### YOUR INSTRUCTIONS
If a line includes "value", copy it out of the entries.

(Source data)
========
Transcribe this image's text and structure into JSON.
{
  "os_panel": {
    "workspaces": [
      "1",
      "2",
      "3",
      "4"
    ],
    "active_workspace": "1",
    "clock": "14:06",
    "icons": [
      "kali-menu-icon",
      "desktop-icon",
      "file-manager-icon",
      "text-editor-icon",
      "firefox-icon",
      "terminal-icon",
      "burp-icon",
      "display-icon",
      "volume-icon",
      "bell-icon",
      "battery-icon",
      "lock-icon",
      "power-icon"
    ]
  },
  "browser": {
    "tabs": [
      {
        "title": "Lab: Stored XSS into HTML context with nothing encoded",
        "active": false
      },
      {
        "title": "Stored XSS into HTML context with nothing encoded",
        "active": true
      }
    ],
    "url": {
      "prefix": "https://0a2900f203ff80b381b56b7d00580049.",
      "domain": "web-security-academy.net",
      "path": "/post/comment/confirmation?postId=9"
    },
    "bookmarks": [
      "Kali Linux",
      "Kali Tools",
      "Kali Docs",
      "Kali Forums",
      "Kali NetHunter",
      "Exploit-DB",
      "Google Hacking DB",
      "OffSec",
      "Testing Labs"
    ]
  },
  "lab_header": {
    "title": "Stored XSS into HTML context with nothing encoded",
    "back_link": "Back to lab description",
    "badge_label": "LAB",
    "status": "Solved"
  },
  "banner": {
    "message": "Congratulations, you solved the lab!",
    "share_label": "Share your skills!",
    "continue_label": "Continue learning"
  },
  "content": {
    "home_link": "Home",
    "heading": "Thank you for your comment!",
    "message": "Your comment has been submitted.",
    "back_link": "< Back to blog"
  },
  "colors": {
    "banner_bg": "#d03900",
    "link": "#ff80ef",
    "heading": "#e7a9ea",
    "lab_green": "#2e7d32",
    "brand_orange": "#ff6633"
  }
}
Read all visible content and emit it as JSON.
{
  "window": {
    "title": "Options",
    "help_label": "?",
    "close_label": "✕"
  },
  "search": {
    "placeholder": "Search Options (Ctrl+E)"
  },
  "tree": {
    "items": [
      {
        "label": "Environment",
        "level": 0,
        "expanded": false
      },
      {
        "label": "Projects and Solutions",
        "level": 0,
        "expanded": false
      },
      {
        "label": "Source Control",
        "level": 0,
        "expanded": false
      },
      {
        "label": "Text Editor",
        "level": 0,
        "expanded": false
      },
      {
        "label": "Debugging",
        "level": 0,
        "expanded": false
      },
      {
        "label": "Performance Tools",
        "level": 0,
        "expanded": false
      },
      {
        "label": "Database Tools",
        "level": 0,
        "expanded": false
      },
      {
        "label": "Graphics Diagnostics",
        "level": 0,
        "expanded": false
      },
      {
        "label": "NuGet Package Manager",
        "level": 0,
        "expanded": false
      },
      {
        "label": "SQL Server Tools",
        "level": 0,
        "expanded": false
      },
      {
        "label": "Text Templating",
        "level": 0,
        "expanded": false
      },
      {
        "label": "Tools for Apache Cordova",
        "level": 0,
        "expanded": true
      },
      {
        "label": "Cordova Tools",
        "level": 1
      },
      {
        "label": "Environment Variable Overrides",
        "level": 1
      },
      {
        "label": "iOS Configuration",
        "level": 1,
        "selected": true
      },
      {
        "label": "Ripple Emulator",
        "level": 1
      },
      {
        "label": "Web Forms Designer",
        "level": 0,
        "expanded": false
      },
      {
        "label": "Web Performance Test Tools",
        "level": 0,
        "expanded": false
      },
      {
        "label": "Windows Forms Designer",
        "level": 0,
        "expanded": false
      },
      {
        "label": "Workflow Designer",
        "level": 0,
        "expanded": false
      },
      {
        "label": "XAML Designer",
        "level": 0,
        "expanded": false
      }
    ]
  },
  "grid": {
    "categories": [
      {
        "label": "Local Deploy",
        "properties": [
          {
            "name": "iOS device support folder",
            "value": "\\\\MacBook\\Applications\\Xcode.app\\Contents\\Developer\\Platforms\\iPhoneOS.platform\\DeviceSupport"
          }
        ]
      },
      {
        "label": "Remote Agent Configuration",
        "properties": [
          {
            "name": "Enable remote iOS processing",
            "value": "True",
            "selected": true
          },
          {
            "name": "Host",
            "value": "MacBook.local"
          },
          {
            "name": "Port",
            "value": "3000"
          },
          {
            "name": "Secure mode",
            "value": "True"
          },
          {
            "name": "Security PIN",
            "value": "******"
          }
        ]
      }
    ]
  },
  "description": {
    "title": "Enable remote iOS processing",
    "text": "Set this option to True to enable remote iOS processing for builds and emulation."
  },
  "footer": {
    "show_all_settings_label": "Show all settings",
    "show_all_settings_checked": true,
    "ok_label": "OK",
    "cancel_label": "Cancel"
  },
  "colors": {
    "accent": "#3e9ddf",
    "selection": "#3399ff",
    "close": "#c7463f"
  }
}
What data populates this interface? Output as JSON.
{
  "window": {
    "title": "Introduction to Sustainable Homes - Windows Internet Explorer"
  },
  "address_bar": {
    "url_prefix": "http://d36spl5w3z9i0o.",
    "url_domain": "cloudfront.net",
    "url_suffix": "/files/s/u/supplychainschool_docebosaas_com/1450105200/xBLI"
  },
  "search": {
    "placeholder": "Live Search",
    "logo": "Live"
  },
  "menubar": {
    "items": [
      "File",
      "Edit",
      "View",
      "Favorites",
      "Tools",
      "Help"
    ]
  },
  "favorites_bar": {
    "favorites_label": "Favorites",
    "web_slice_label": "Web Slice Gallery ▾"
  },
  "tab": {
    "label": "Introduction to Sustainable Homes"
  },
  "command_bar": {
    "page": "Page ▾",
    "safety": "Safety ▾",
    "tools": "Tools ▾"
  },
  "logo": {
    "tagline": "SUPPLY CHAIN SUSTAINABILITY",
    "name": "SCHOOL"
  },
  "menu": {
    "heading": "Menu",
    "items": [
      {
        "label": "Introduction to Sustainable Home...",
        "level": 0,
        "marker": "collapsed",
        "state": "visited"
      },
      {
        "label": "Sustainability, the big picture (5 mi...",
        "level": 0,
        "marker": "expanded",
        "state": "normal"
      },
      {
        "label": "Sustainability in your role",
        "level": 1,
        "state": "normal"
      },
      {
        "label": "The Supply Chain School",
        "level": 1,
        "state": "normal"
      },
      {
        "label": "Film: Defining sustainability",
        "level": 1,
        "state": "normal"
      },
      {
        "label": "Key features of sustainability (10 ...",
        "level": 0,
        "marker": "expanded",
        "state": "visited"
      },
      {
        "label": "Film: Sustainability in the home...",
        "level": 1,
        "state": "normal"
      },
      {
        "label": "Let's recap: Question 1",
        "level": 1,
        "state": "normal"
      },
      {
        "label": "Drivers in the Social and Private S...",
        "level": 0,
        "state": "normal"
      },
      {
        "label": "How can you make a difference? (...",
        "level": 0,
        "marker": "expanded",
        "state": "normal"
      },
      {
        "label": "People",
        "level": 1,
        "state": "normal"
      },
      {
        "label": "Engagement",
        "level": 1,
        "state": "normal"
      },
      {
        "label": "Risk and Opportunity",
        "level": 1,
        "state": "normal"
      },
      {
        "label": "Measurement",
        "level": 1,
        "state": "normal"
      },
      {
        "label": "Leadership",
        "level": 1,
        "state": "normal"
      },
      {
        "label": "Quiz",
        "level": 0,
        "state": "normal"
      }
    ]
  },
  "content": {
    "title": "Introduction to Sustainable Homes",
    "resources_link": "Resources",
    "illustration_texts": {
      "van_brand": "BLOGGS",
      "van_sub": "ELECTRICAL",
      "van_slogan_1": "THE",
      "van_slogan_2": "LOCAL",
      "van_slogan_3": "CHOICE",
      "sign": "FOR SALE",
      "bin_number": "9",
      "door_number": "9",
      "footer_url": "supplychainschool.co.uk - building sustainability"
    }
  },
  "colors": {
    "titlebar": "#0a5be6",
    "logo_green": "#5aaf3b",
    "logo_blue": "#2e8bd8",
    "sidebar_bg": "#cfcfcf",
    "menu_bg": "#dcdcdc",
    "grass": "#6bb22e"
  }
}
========
### WRITTEN RESPONSE
            "value": "\\\\MacBook\\Applications\\Xcode.app\\Contents\\Developer\\Platforms\\iPhoneOS.platform\\DeviceSupport"
            "value": "True",
            "value": "MacBook.local"
            "value": "3000"
            "value": "True"
            "value": "******"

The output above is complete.